It's not hard to see that the finite-dimensional proof fails (the weak point is generally when Arzelà–Ascoli is applied), but I still find it surprising that the theorem fails as well, since it naively sounds like it should obviously be true.

share|cite|improve this answer
Dieudonné's example is beautifully simple! – André Henriques Apr 18 '14 at 5:17
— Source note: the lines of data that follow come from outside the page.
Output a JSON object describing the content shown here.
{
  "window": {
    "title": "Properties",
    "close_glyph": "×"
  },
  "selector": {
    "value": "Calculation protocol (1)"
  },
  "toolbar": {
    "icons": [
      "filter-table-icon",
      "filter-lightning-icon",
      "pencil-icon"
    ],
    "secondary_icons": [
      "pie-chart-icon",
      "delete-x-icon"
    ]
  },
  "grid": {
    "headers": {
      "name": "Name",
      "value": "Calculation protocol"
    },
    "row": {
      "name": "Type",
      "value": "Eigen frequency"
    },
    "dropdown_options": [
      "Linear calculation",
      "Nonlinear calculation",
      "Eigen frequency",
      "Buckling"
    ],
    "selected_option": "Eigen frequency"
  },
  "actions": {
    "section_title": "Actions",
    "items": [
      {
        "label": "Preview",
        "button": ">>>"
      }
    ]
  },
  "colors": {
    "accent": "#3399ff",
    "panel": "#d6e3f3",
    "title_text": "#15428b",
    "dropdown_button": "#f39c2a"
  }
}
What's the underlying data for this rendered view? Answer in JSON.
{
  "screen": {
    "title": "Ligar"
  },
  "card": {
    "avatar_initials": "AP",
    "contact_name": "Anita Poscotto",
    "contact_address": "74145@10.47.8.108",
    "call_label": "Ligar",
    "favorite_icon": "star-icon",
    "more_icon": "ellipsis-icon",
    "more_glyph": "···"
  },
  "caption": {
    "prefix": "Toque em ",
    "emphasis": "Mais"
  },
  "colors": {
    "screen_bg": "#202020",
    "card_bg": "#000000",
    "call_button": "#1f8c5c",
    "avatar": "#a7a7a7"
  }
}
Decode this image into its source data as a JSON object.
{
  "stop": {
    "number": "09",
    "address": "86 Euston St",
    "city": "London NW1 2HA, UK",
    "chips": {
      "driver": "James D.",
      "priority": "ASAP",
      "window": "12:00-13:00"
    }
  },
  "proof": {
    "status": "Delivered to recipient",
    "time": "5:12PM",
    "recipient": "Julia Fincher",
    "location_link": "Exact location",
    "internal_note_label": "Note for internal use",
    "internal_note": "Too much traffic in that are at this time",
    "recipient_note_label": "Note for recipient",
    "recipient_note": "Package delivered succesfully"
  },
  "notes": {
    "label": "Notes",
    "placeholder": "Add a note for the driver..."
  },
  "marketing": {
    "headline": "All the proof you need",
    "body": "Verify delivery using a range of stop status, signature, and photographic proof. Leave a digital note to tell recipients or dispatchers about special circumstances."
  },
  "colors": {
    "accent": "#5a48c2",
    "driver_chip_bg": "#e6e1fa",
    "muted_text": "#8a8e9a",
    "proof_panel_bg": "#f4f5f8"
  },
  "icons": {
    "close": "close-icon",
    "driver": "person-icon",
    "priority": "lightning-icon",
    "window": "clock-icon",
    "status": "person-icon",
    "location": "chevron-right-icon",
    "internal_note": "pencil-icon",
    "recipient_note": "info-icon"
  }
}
Since your questions refers to infinite dimensional spaces and not specifically to Banach spaces, it might interest you that there are positive results for locally convex spaces. These all to a certain extent rely on the fact that in general lcs's, in contrast to Banach spaces, (for example, in Montel spaces or reflexive Banach spaces with the weak topology), one can have large compact sets. The main principle behind the results is that in the presence of compactness one can employ the finite dimensional case by reducing to projective limits of spectra of finite dimensional spaces. One possible reference is the Studia Math. paper of K. Astala "On Peano's theorem in locally convex spaces, 73 (1982), 214-223.

share|cite|improve this answer

Though the answer of Henry Cohn is great, let me mention that Peano's theorem fails in a much broader sense as well, as shown in

B. M. Garay, Deleting Homeomorphisms and the Failure of Peano's Existence Theorem in Infinite-Dimensional Banach Spaces, Funkcialaj Ekvacioj, 34 (1991), 85--93

share|cite|improve this answer

Your Answer


By posting your answer, you agree to the privacy policy and terms of service.

Not the answer you're looking for? Browse other questions tagged or ask your own question.